Each record must be retyped in full. No character may differ.

Start of Dataset entries

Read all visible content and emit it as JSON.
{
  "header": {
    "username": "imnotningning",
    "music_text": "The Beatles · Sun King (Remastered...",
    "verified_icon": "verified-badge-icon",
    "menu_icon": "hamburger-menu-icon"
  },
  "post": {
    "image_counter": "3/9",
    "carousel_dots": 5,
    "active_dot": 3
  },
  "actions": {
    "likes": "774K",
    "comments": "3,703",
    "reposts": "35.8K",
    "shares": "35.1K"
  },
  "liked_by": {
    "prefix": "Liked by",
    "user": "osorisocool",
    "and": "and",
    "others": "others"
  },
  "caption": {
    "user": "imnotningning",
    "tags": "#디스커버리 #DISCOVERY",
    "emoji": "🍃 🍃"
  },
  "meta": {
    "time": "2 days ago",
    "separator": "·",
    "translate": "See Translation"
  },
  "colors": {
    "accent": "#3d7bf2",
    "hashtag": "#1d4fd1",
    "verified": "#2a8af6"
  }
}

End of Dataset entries

Task result -
Read all visible content and emit it as JSON.
{
  "header": {
    "username": "imnotningning",
    "music_text": "The Beatles · Sun King (Remastered...",
    "verified_icon": "verified-badge-icon",
    "menu_icon": "hamburger-menu-icon"
  },
  "post": {
    "image_counter": "3/9",
    "carousel_dots": 5,
    "active_dot": 3
  },
  "actions": {
    "likes": "774K",
    "comments": "3,703",
    "reposts": "35.8K",
    "shares": "35.1K"
  },
  "liked_by": {
    "prefix": "Liked by",
    "user": "osorisocool",
    "and": "and",
    "others": "others"
  },
  "caption": {
    "user": "imnotningning",
    "tags": "#디스커버리 #DISCOVERY",
    "emoji": "🍃 🍃"
  },
  "meta": {
    "time": "2 days ago",
    "separator": "·",
    "translate": "See Translation"
  },
  "colors": {
    "accent": "#3d7bf2",
    "hashtag": "#1d4fd1",
    "verified": "#2a8af6"
  }
}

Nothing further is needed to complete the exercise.